## What the exercise asks
Write only the count of lines that hold the word "String" in the listing.

## Data records
• • • • •

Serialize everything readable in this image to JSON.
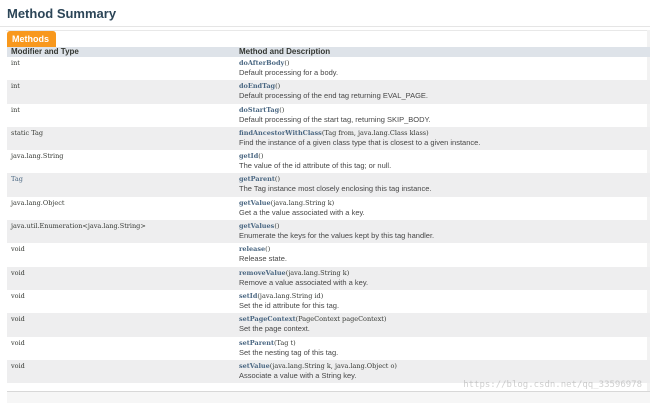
{
  "section": {
    "title": "Method Summary",
    "tab_label": "Methods"
  },
  "table": {
    "headers": {
      "col1": "Modifier and Type",
      "col2": "Method and Description"
    },
    "rows": [
      {
        "type": "int",
        "method": "doAfterBody",
        "params": "()",
        "desc": "Default processing for a body."
      },
      {
        "type": "int",
        "method": "doEndTag",
        "params": "()",
        "desc": "Default processing of the end tag returning EVAL_PAGE."
      },
      {
        "type": "int",
        "method": "doStartTag",
        "params": "()",
        "desc": "Default processing of the start tag, returning SKIP_BODY."
      },
      {
        "type": "static Tag",
        "method": "findAncestorWithClass",
        "params": "(Tag  from,  java.lang.Class  klass)",
        "desc": "Find the instance of a given class type that is closest to a given instance."
      },
      {
        "type": "java.lang.String",
        "method": "getId",
        "params": "()",
        "desc": "The value of the id attribute of this tag; or null."
      },
      {
        "type": "Tag",
        "method": "getParent",
        "params": "()",
        "desc": "The Tag instance most closely enclosing this tag instance."
      },
      {
        "type": "java.lang.Object",
        "method": "getValue",
        "params": "(java.lang.String  k)",
        "desc": "Get a the value associated with a key."
      },
      {
        "type": "java.util.Enumeration<java.lang.String>",
        "method": "getValues",
        "params": "()",
        "desc": "Enumerate the keys for the values kept by this tag handler."
      },
      {
        "type": "void",
        "method": "release",
        "params": "()",
        "desc": "Release state."
      },
      {
        "type": "void",
        "method": "removeValue",
        "params": "(java.lang.String  k)",
        "desc": "Remove a value associated with a key."
      },
      {
        "type": "void",
        "method": "setId",
        "params": "(java.lang.String  id)",
        "desc": "Set the id attribute for this tag."
      },
      {
        "type": "void",
        "method": "setPageContext",
        "params": "(PageContext  pageContext)",
        "desc": "Set the page context."
      },
      {
        "type": "void",
        "method": "setParent",
        "params": "(Tag  t)",
        "desc": "Set the nesting tag of this tag."
      },
      {
        "type": "void",
        "method": "setValue",
        "params": "(java.lang.String  k,  java.lang.Object  o)",
        "desc": "Associate a value with a String key."
      }
    ]
  },
  "watermark": "https://blog.csdn.net/qq_33596978"
}
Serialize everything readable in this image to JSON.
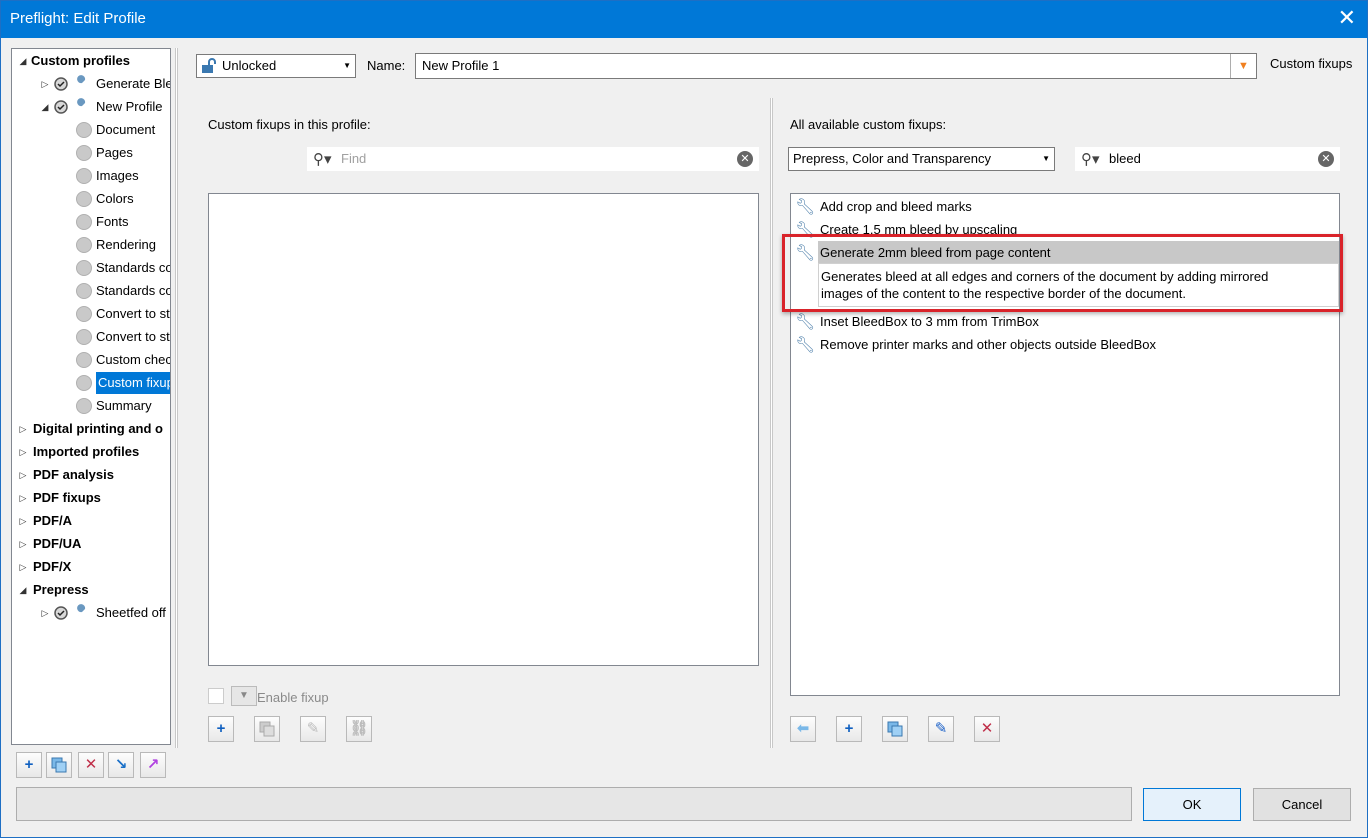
{
  "window": {
    "title": "Preflight: Edit Profile",
    "close_glyph": "✕"
  },
  "tree": {
    "items": [
      {
        "label": "Custom profiles",
        "bold": true,
        "expander": "◢"
      },
      {
        "label": "Generate Ble",
        "expander": "▷",
        "icon": "check-wrench-icon"
      },
      {
        "label": "New Profile",
        "expander": "◢",
        "icon": "check-wrench-icon"
      },
      {
        "label": "Document"
      },
      {
        "label": "Pages"
      },
      {
        "label": "Images"
      },
      {
        "label": "Colors"
      },
      {
        "label": "Fonts"
      },
      {
        "label": "Rendering"
      },
      {
        "label": "Standards co"
      },
      {
        "label": "Standards co"
      },
      {
        "label": "Convert to st"
      },
      {
        "label": "Convert to st"
      },
      {
        "label": "Custom chec"
      },
      {
        "label": "Custom fixup",
        "selected": true
      },
      {
        "label": "Summary"
      },
      {
        "label": "Digital printing and o",
        "bold": true,
        "expander": "▷"
      },
      {
        "label": "Imported profiles",
        "bold": true,
        "expander": "▷"
      },
      {
        "label": "PDF analysis",
        "bold": true,
        "expander": "▷"
      },
      {
        "label": "PDF fixups",
        "bold": true,
        "expander": "▷"
      },
      {
        "label": "PDF/A",
        "bold": true,
        "expander": "▷"
      },
      {
        "label": "PDF/UA",
        "bold": true,
        "expander": "▷"
      },
      {
        "label": "PDF/X",
        "bold": true,
        "expander": "▷"
      },
      {
        "label": "Prepress",
        "bold": true,
        "expander": "◢"
      },
      {
        "label": "Sheetfed off",
        "expander": "▷",
        "icon": "lock-wrench-icon"
      }
    ],
    "buttons": [
      "add-icon",
      "duplicate-icon",
      "delete-icon",
      "import-icon",
      "export-icon"
    ]
  },
  "header": {
    "lock_value": "Unlocked",
    "name_label": "Name:",
    "name_value": "New Profile 1",
    "section_title": "Custom fixups"
  },
  "left_panel": {
    "title": "Custom fixups in this profile:",
    "search_placeholder": "Find",
    "enable_label": "Enable fixup",
    "buttons": [
      "add-icon",
      "duplicate-icon",
      "edit-icon",
      "link-icon"
    ]
  },
  "right_panel": {
    "title": "All available custom fixups:",
    "category": "Prepress, Color and Transparency",
    "search_value": "bleed",
    "items": [
      {
        "label": "Add crop and bleed marks"
      },
      {
        "label": "Create 1.5 mm bleed by upscaling"
      },
      {
        "label": "Generate 2mm bleed from page content",
        "selected": true,
        "description_line1": "Generates bleed at all edges and corners of the document by adding mirrored",
        "description_line2": "images of the content to the respective border of the document."
      },
      {
        "label": "Inset BleedBox to 3 mm from TrimBox"
      },
      {
        "label": "Remove printer marks and other objects outside BleedBox"
      }
    ],
    "buttons": [
      "arrow-left-icon",
      "add-icon",
      "duplicate-icon",
      "edit-icon",
      "delete-icon"
    ]
  },
  "footer": {
    "ok_label": "OK",
    "cancel_label": "Cancel"
  },
  "colors": {
    "accent": "#0078d7",
    "highlight_box": "#d9232a",
    "selected_row": "#c8c8c8"
  }
}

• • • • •

## Solution to the problem
7